Cedar Creek Sep. 8th 1861

Friend Matthew

I have just brought your letter of Sep 1st to your father from Bristols and am now seated at your father’s table to write. The people here are all well. The letter you wrote to Tommy and Lucy has been received, also the one to Emery Jackson, but not until after Emery had left for the war. Well, I have some news to tell you if you have not received it from any other source.

Last week Samuel, Emery, Daniel Tolles, & Dewitt Keyes enlisted in a cavalry company formed at B Creek, [Battle Creek, MI] (Capt Rogers) 7 left for Missouri on Wednesday Dewitt Keyes deserted and has fled into Canada, as is supposed.
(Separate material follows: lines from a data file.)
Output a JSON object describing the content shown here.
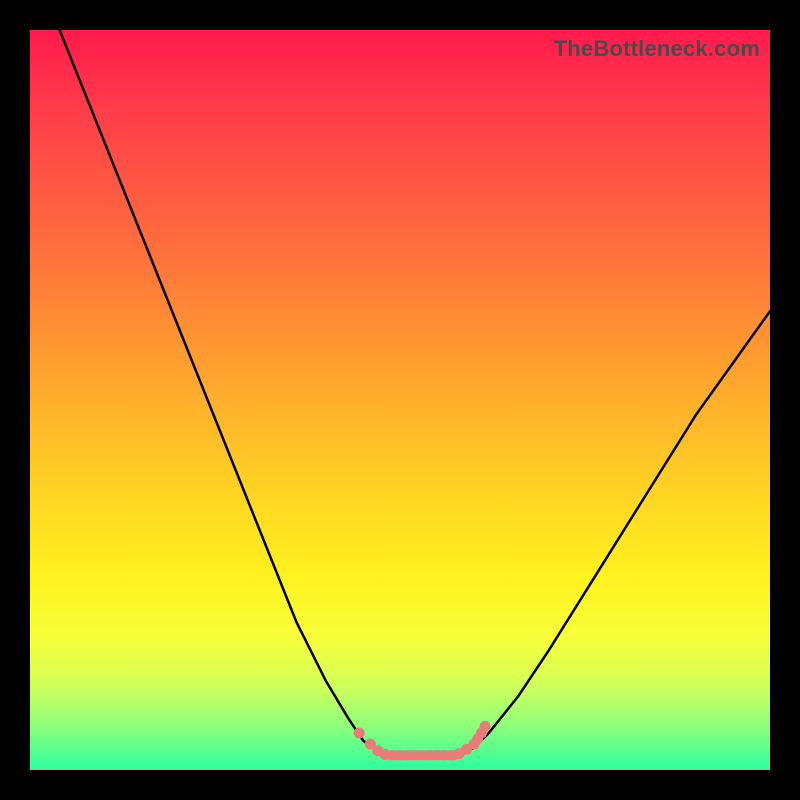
{
  "watermark": {
    "text": "TheBottleneck.com"
  },
  "chart_data": {
    "type": "line",
    "title": "",
    "xlabel": "",
    "ylabel": "",
    "xlim": [
      0,
      100
    ],
    "ylim": [
      0,
      100
    ],
    "series": [
      {
        "name": "left-curve",
        "x": [
          4,
          8,
          12,
          16,
          20,
          24,
          28,
          32,
          36,
          40,
          43,
          45,
          47,
          48
        ],
        "values": [
          100,
          90,
          80,
          70,
          60,
          50,
          40,
          30,
          20,
          12,
          7,
          4,
          2.5,
          2
        ]
      },
      {
        "name": "right-curve",
        "x": [
          58,
          60,
          62,
          66,
          70,
          75,
          80,
          85,
          90,
          95,
          100
        ],
        "values": [
          2,
          3,
          5,
          10,
          16,
          24,
          32,
          40,
          48,
          55,
          62
        ]
      }
    ],
    "flat_segment": {
      "x0": 48,
      "x1": 58,
      "y": 2
    },
    "markers": {
      "left_cluster": [
        [
          44.5,
          5.0
        ],
        [
          46.0,
          3.5
        ],
        [
          47.0,
          2.6
        ],
        [
          48.0,
          2.1
        ],
        [
          49.0,
          2.0
        ],
        [
          50.0,
          2.0
        ],
        [
          51.0,
          2.0
        ],
        [
          52.0,
          2.0
        ],
        [
          53.0,
          2.0
        ],
        [
          54.0,
          2.0
        ],
        [
          55.0,
          2.0
        ]
      ],
      "right_cluster": [
        [
          56.0,
          2.0
        ],
        [
          57.0,
          2.0
        ],
        [
          58.0,
          2.2
        ],
        [
          59.0,
          2.8
        ],
        [
          60.0,
          3.5
        ],
        [
          60.5,
          4.2
        ],
        [
          61.0,
          5.0
        ],
        [
          61.5,
          5.9
        ]
      ]
    },
    "marker_color": "#e77c78",
    "curve_color": "#000000",
    "gradient_stops": [
      {
        "pct": 0,
        "color": "#ff1a4d"
      },
      {
        "pct": 28,
        "color": "#ff6a3e"
      },
      {
        "pct": 52,
        "color": "#ffb52a"
      },
      {
        "pct": 74,
        "color": "#fff21e"
      },
      {
        "pct": 94,
        "color": "#8fff7a"
      },
      {
        "pct": 100,
        "color": "#2aff9f"
      }
    ]
  }
}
Poor Dewitt! I pity his foolishness! I would have gone, had I enlisted thought I know I should have been shot the next day. Your people threshed a few days ago. They had over 400 bushels of wheat counting yours which reached 125 bushels.
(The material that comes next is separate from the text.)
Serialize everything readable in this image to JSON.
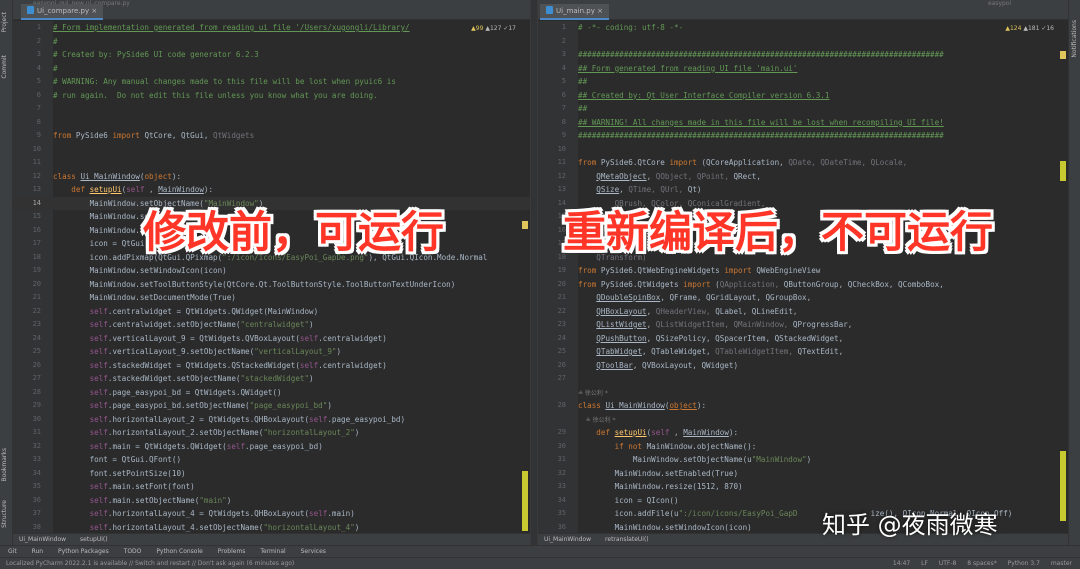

I am boarding yet at Mr Jackson’s & trying to get in wheat on my farm. I don’t know what I shall do after that. My front teeth are gone and they will not on that account, receive me as a volunteer. Probably I shall settle somewhere in the practice of the Law. I am glad to see the commendable spirit you manifest in the service of your country & I hope God will protect you in his kind keeping & that you may soon return in good health with trophies of victory from the war But what the end will be we know not. The rebels appear strong in every part of the country. I fear Fremont will have serious trouble in Missouri & that civil war will yet break out in Kentucky. I hope still that better things are in store for this Government & that this rebellion may be put down. We have a rumor here that Jeff Daws is dead but it is not generally credited. The Stovepipe story had reached us in the papers before your letter came. Aaron Bunnell was married to Jennie Lewis a short time since & Sarah is possibly to have her dream of “marrying a minister” realized. A young minister named Gray, has been stopping there at her fathers sometime. Her folks think she has [s]mittened “Jeff” though I doubt it And if she has, she will regret it in my opinion.

How changed are my circumstances from what they were two years ago. I cannot fee[l] reconciled as yet to this terrible change, though I ought to be, no doubt. The forest trees begin to put on the appearance of the “lean & yellow leaf” The farmers are busy getting in wheat. But I must close. Write me if convenient and remember as one of your sincerest friends.

Yours truly

O L Ray

Owin L. Raymond or O.L Ray as he writes here, lived near to Baird’s family in Cedar Creek. He married Mary Wagoner in 1864 and is listed as a farmer in the 1870 census. Ray makes the first introduction to Baird’s family members, his father George and siblings, Samuel, Tommy and Lucy. Later posts will reveal more of their stories.

He also mentions picking Baird’s letter up at “Bristols”, a stagecoach stop, post office, tavern and inn, which was located near Bristol Lake in Dowling, MI. Bristol ran his stop only until about 1862 when the liquor taxes became too high and a competing stopping place was built up the road. Today, Bristol’s Inn can be found here at Historic Charlton Park and is in frequent use by school children and visitors, to see the building’s interior, click here.


Who’s Matthew Baird?